It was due to sale across the Atlantic for naval exercises
Royal Navy aircraft carrier HMS Prince of Wales is limping back closer to shore after breaking down off the Isle of Wight shortly after setting out for exercises off the US coast.
The 65,000-tonne warship left from Portsmouth Naval Base on Saturday before an “emerging mechanical issue” occurred.
The departure of the £3 billion ship had already been delayed from Friday because of a technical problem, although it is not known if the incidents are related.
Specialist website Navy Lookout said the issue was caused by damage to the starboard propeller shaft, although the Ministry of Defence has not commented on this.
The website said a photograph of the carrier leaving Portsmouth shows a wake only on the port side, suggesting a problem with the other propeller shaft.

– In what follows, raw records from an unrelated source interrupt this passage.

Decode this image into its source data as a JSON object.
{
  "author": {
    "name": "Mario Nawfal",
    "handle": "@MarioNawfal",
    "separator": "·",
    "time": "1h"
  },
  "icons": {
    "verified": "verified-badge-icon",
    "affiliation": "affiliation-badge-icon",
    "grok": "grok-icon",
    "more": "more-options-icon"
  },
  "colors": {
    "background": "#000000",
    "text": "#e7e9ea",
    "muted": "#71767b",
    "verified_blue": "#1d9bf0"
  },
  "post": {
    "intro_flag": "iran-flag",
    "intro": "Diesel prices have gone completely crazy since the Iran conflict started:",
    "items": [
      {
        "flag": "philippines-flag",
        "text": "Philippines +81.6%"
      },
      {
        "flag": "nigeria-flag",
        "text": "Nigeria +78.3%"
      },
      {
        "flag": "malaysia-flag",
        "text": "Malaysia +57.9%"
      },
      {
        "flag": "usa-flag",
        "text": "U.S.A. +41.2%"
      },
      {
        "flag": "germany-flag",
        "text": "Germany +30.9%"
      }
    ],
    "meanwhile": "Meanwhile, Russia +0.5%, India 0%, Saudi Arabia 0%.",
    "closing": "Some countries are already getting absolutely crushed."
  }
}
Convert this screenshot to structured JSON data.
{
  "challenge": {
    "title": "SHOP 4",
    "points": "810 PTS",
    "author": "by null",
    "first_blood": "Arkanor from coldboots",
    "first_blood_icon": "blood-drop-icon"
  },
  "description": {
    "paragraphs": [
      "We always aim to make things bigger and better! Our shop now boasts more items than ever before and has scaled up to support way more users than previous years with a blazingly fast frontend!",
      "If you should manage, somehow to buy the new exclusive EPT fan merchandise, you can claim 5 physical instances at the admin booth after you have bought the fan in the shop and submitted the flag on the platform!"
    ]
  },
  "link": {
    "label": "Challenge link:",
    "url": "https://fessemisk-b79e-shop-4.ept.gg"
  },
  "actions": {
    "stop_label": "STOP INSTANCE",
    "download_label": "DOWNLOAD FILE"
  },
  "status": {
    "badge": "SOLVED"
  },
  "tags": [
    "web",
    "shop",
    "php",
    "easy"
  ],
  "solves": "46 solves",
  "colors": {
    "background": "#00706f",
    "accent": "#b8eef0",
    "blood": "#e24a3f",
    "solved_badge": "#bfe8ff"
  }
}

It added that unless the problem can be resolved at sea the warship might need to go into dry dock at Rosyth, Scotland, months ahead of a planned inspection in 2023.
The carrier was moving slowly from south east of the Isle of Wight towards Stokes Bay, Gosport, on Monday afternoon where it is understood the sheltered area will make it easier for divers to examine the damage.
A Royal Navy spokeswoman said: “HMS Prince of Wales remains in the South Coast Exercise Area while conducting investigations into an emerging mechanical issue.”
The carrier had a colourful send-off as it departed on Saturday afternoon and passed thousands of music-lovers at the Victorious Festival on Southsea Common in Portsmouth.
Pop favourites Sugababes were in the middle of their set when the giant ship sailed past with the crew lining the flight deck to get a view of the festival.
The Nato flagship is sailing to undertake training exercises with the US Navy, the Royal Canadian Navy and the US Marine Corps.
The programme is expected to include exercises with the F-35B Lightning jets.
A Royal Navy spokesman said on Saturday: “HMS Prince of Wales will cross the Atlantic with her task group, ready to push the boundaries of uncrewed technology and the tactics used by the UK’s two new Queen Elizabeth-class carriers.
“Along with notable port stops in New York, Halifax in Canada and the Caribbean, the next three months will see the Prince of Wales task group work closely with US allies, operating F-35B jets and uncrewed systems which will define Royal Navy aviation of the future.
“With fleet flagship HMS Queen Elizabeth also set to deploy to the Mediterranean and Baltic this autumn at the heart of a potent Royal Navy task group, it will mean both UK aircraft carriers will be operating F-35B jets thousands of miles apart.”